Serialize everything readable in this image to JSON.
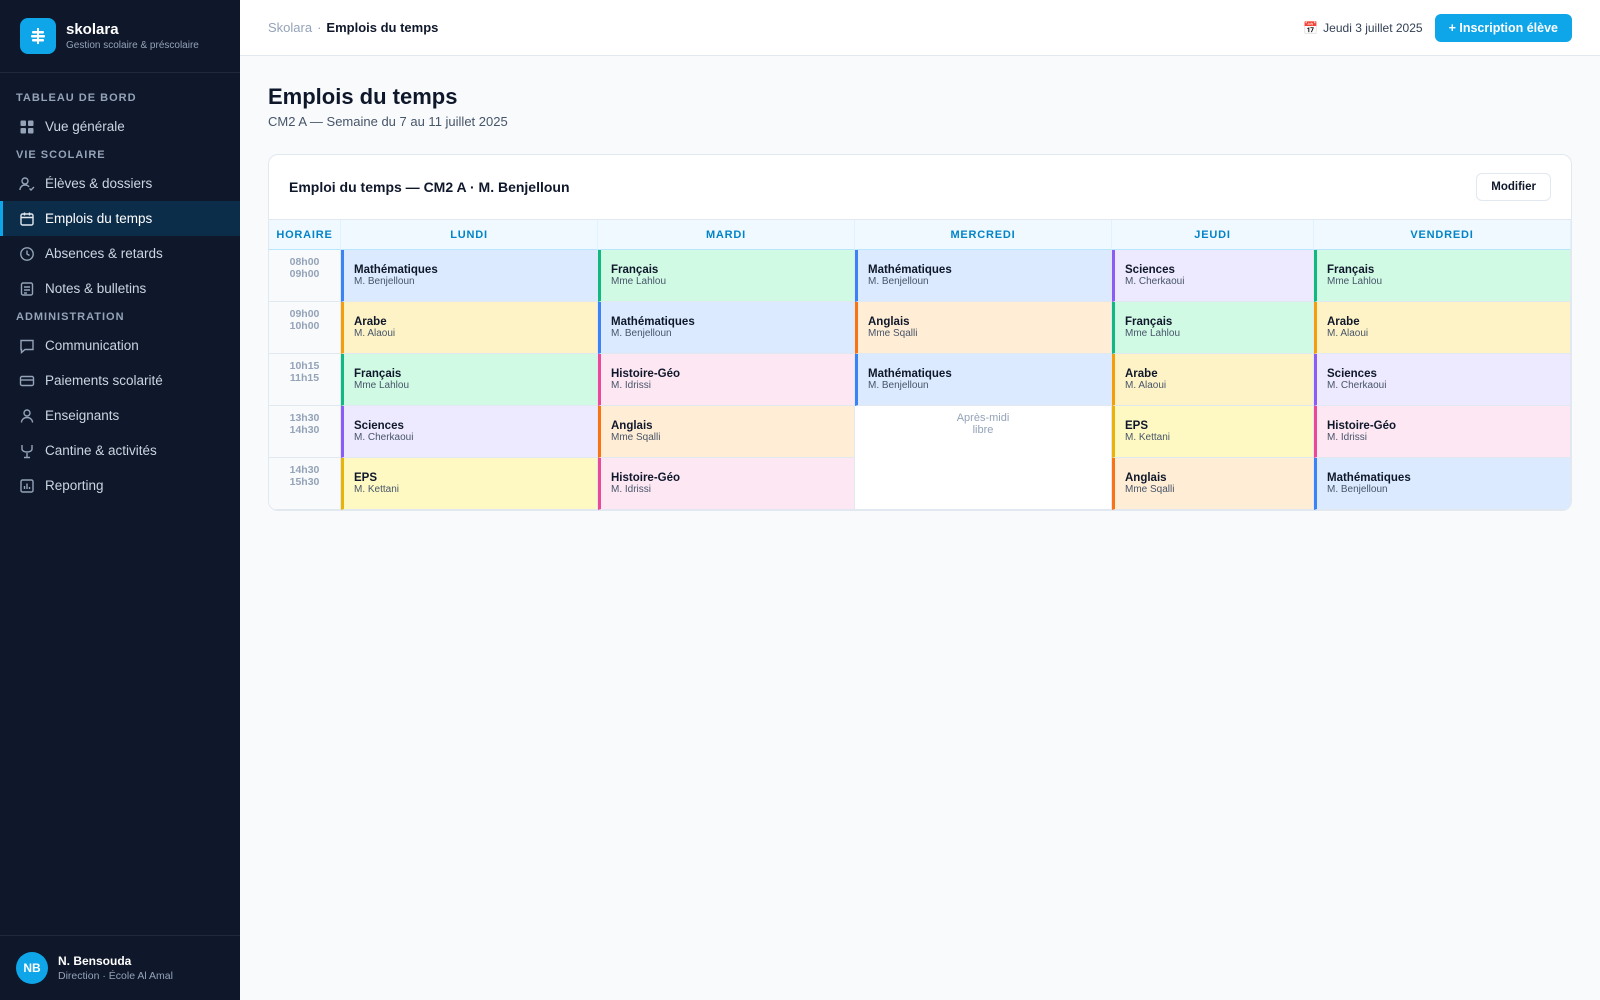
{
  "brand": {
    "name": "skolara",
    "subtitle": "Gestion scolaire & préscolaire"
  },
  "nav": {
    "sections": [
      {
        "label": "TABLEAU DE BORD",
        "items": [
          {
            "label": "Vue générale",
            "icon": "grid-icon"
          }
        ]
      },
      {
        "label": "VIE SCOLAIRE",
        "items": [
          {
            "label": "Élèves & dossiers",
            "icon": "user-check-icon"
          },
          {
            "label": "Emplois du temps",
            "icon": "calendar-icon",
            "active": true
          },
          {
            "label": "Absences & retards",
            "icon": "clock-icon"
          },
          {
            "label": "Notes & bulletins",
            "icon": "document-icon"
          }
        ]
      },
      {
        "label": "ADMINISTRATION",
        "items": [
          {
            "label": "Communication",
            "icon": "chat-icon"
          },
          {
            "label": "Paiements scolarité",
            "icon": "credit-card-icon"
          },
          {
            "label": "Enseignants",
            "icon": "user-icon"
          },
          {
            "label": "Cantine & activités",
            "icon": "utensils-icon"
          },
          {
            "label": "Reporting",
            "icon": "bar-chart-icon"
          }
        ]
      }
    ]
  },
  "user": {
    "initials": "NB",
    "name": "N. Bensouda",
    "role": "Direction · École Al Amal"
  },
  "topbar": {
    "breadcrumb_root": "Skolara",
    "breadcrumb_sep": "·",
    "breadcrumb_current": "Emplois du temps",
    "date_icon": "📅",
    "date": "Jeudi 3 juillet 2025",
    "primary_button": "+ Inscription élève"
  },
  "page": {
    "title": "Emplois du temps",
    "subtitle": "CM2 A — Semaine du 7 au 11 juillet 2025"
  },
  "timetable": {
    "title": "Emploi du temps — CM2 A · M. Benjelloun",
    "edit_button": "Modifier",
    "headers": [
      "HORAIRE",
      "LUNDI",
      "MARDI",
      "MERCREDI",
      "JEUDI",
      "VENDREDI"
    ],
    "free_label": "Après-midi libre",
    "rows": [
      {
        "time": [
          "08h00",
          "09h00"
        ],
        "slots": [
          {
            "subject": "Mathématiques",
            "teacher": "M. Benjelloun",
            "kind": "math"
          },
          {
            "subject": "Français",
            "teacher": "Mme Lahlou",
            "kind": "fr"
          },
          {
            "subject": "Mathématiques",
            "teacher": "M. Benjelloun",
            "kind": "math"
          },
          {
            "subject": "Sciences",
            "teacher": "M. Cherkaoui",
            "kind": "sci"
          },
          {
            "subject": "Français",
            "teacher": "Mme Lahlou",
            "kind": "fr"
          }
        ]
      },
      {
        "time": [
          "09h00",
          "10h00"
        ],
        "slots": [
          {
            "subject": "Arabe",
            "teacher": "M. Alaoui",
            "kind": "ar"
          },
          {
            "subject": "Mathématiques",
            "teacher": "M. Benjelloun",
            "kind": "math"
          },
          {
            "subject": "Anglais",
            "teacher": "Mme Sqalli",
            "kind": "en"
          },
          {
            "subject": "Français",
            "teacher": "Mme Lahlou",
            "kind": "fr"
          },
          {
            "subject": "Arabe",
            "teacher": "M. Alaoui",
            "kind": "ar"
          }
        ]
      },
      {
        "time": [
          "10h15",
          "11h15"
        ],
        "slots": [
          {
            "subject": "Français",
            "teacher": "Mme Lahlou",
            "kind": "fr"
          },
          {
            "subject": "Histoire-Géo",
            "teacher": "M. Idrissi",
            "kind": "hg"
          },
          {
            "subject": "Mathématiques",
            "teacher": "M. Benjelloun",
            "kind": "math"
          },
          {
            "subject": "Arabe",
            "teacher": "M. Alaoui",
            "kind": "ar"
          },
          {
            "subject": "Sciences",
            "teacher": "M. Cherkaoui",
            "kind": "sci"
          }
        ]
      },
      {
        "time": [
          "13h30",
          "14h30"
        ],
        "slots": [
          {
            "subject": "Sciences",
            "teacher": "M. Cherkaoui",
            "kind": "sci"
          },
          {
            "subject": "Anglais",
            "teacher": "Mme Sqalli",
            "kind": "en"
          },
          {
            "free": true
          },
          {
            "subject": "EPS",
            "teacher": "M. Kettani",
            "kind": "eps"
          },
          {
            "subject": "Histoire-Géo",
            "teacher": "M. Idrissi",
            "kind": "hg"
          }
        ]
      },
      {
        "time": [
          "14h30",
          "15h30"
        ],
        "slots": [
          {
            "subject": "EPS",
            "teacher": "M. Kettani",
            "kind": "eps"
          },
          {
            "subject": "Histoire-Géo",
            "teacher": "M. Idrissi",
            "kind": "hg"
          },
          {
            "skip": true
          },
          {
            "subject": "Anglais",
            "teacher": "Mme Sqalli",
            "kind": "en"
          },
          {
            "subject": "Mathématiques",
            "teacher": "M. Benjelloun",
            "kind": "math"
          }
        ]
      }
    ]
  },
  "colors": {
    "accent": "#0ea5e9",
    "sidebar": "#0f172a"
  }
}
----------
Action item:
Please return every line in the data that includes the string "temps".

Task response:
            "label": "Emplois du temps",
    "breadcrumb_current": "Emplois du temps",
    "title": "Emplois du temps",
    "title": "Emploi du temps — CM2 A · M. Benjelloun",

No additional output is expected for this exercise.